Ann McFeatters: Rick Perry takes a big gamble
Rick Perry is making a Texas-sized gamble that a majority of American voters agree Social Security is a failure, saying he should be president because heís bold enough to call it a Ponzi scheme.
Wow! Unless the Texas governor is all hat and no cattle, this is an amazing development in politics.
Ponzi schemes, as the evil Bernie Madoff showed us, are swindles where the perpetrator defrauds by taking investorsí money, paying dividends from subsequent investors to a few early investors to show ěgood faith,î and eventually absconds with a lot of ill-gotten gains. It is reprehensible. It is illegal.
Social Security requires workers and employers to pay a portion of earnings to a pot out of which retirees who have paid into the fund get a monthly stipend. The idea is that current workers help take care of current retirees in perpetuity. It most definitely is not a Ponzi scheme.
It is also (1) not broken; (2) not a cause of the nationís fiscal indebtedness; (3) sustainable indefinitely with changes.
Perry, who wants to make government ěinconsequentialî in our lives although heís held taxpayer-funded jobs for decades, says it is a ěmonstrous lieî to tell young workers that Social Security will be there for them. Heís right that his target audience is skeptical of Social Securityís viability. Many are certain theyíll never see a Social Security check. Perry is counting on their support, hoping theyíll outnumber voters who get benefits.

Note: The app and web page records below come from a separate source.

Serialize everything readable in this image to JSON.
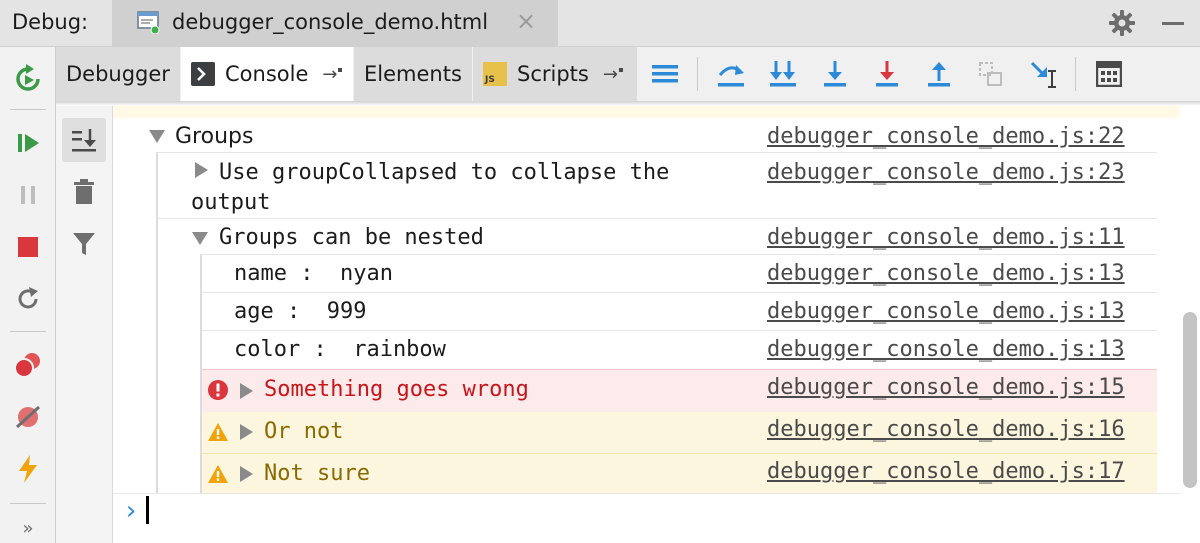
{
  "titlebar": {
    "label": "Debug:",
    "file_tab": "debugger_console_demo.html",
    "close_glyph": "×"
  },
  "tabs": [
    {
      "label": "Debugger",
      "active": false
    },
    {
      "label": "Console",
      "active": true
    },
    {
      "label": "Elements",
      "active": false
    },
    {
      "label": "Scripts",
      "active": false
    }
  ],
  "icons": {
    "scripts_badge": "JS",
    "pin_glyph": "→",
    "more_glyph": "»"
  },
  "console": {
    "rows": [
      {
        "kind": "group",
        "text": "Groups",
        "source": "debugger_console_demo.js:22"
      },
      {
        "kind": "collapsed",
        "text_line1": "Use groupCollapsed to collapse the",
        "text_line2": "output",
        "source": "debugger_console_demo.js:23"
      },
      {
        "kind": "group",
        "text": "Groups can be nested",
        "source": "debugger_console_demo.js:11"
      },
      {
        "kind": "log",
        "text": "name :  nyan",
        "source": "debugger_console_demo.js:13"
      },
      {
        "kind": "log",
        "text": "age :  999",
        "source": "debugger_console_demo.js:13"
      },
      {
        "kind": "log",
        "text": "color :  rainbow",
        "source": "debugger_console_demo.js:13"
      },
      {
        "kind": "error",
        "text": "Something goes wrong",
        "source": "debugger_console_demo.js:15"
      },
      {
        "kind": "warning",
        "text": "Or not",
        "source": "debugger_console_demo.js:16"
      },
      {
        "kind": "warning",
        "text": "Not sure",
        "source": "debugger_console_demo.js:17"
      }
    ],
    "prompt_glyph": "›"
  },
  "colors": {
    "error_text": "#c7161b",
    "warning_text": "#8a6a00",
    "error_bg": "#fdeaea",
    "warning_bg": "#fcf6df",
    "accent_blue": "#2d8ad9"
  }
}
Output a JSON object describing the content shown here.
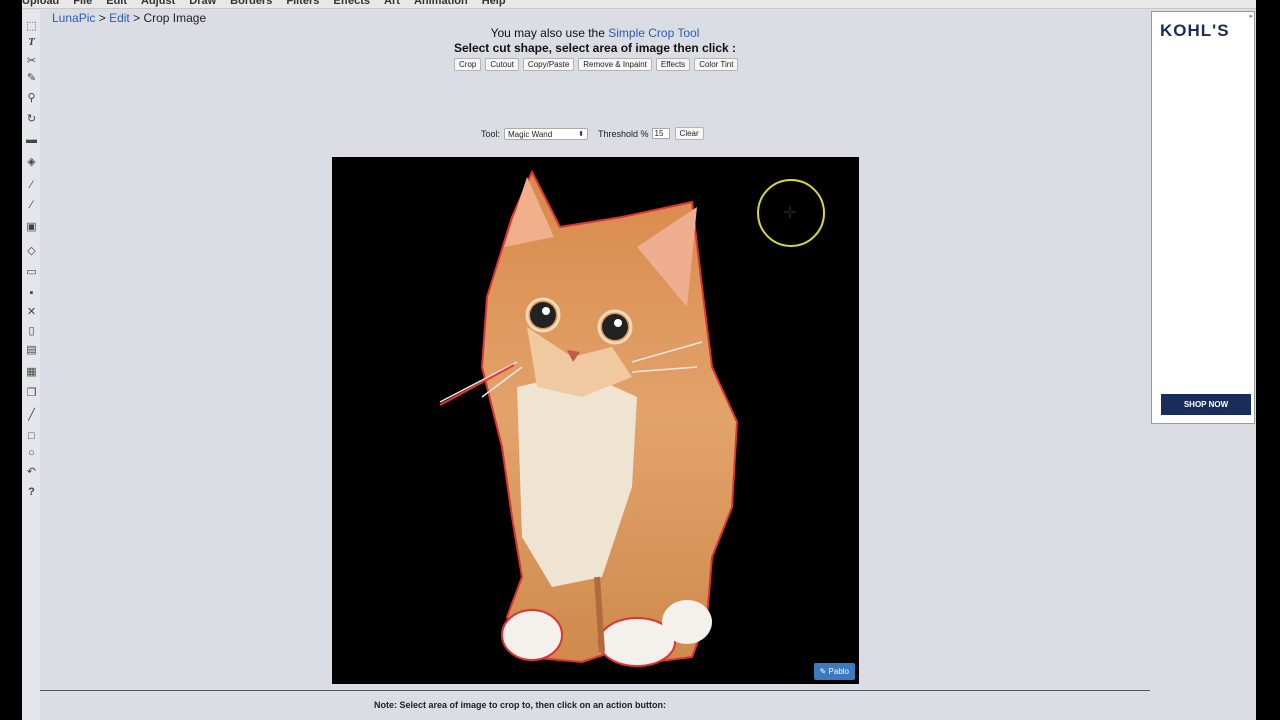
{
  "menu": [
    "Upload",
    "File",
    "Edit",
    "Adjust",
    "Draw",
    "Borders",
    "Filters",
    "Effects",
    "Art",
    "Animation",
    "Help"
  ],
  "toolbar_icons": [
    "select-icon",
    "text-icon",
    "scissors-icon",
    "pencil-icon",
    "magnifier-icon",
    "rotate-icon",
    "panel-icon",
    "paint-bucket-icon",
    "eyedropper-icon",
    "brush-icon",
    "crop-icon",
    "eraser-icon",
    "open-folder-icon",
    "save-icon",
    "close-icon",
    "new-file-icon",
    "print-icon",
    "layers-icon",
    "copy-icon",
    "line-icon",
    "rectangle-icon",
    "circle-icon",
    "undo-icon",
    "help-icon"
  ],
  "breadcrumb": {
    "home": "LunaPic",
    "sep1": " > ",
    "edit": "Edit",
    "sep2": " > ",
    "current": "Crop Image"
  },
  "header": {
    "line1_prefix": "You may also use the ",
    "line1_link": "Simple Crop Tool",
    "line2": "Select cut shape, select area of image then click :"
  },
  "actions": [
    "Crop",
    "Cutout",
    "Copy/Paste",
    "Remove & Inpaint",
    "Effects",
    "Color Tint"
  ],
  "tool": {
    "label": "Tool:",
    "selected": "Magic Wand",
    "threshold_label": "Threshold %",
    "threshold_value": "15",
    "clear_label": "Clear"
  },
  "canvas": {
    "badge": "Pablo"
  },
  "footer": {
    "note": "Note: Select area of image to crop to, then click on an action button:"
  },
  "ad": {
    "logo": "KOHL'S",
    "button": "SHOP NOW"
  }
}
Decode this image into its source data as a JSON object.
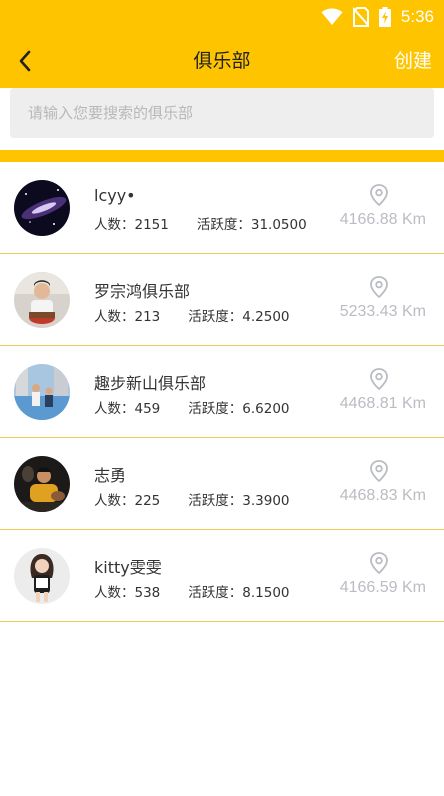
{
  "status_bar": {
    "time": "5:36",
    "icons": [
      "wifi-icon",
      "no-sim-icon",
      "battery-charging-icon"
    ]
  },
  "app_bar": {
    "back_icon": "chevron-left-icon",
    "title": "俱乐部",
    "create_label": "创建"
  },
  "search": {
    "placeholder": "请输入您要搜索的俱乐部",
    "value": ""
  },
  "labels": {
    "members": "人数：",
    "activity": "活跃度："
  },
  "clubs": [
    {
      "name": "lcyy•",
      "members": "2151",
      "activity": "31.0500",
      "distance": "4166.88 Km"
    },
    {
      "name": "罗宗鸿俱乐部",
      "members": "213",
      "activity": "4.2500",
      "distance": "5233.43 Km"
    },
    {
      "name": "趣步新山俱乐部",
      "members": "459",
      "activity": "6.6200",
      "distance": "4468.81 Km"
    },
    {
      "name": "志勇",
      "members": "225",
      "activity": "3.3900",
      "distance": "4468.83 Km"
    },
    {
      "name": "kitty雯雯",
      "members": "538",
      "activity": "8.1500",
      "distance": "4166.59 Km"
    }
  ],
  "colors": {
    "accent": "#ffc400",
    "divider": "#f0cc55",
    "distance_text": "#b9bcc2"
  }
}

Perry is betting Americans will give up Social Security even when jobs are scarce, saving for retirement is incredibly difficult and the states are broke.
In the beautifully staged GOP debate at the Ronald Reagan Presidential Foundation and Library in California, Republican presidential candidates were in basic agreement on how the economy can recover. Basically, they argue it would improve if President Obama is ousted; the government stops regulating business, the environment and consumer goods; labor unions are crushed; business pays even less tax than it does now (the lowest rates in recent history while many corporations pay no federal tax). Perry is alone in insisting Social Security is unconstitutional.
President George W. Bush tried and failed to privatize Social Security. His plan was so obviously designed to profit the financial sector at the expense of the elderly that it was a national embarrassment.
But here we are again. The current leader among GOP hopefuls wants to ditch the only program that prevents millions from dying in abject poverty, a program that gives them independence and dignity, food and shelter.
Perry spells it out in ěFed Up!î ó his stunningly anti-government book full of braggadocio and bombast published just 10 months ago. ěThis was no youthful sin of inexperience or lack of knowledge,î Perry writes: ěWhat kind of nation are we becoming? I fear itís the very kind the colonists fought against.î
Perryís America would have religion taught in public schools (creationism preferred over evolution), would prevent the government from regulating oil companiesí spills or air pollution, would abolish food safety mandates, wipe out fuel efficiency standards, eradicate gun control, end fairness rules for political elections, restrict malpractice suits and return us to an era when might made right.
And when, lacking Social Security, the elderly were dependent on relatives for survival.
It is true that Medicare, unless reformed, will run out of funds because of soaring costs and more beneficiaries. But pay-as-you-go Social Security is certainly salvageable. Everyone whoís studied Social Security says tweaking it such as raising the age of retirement or some form of means testing will save it.
Weíll see if Perryís huge gamble was brilliant or foolhardy.
Columnist Ann McFeatters covers national politics for Scripps Howard News Service. Email: firstname.lastname@example.org.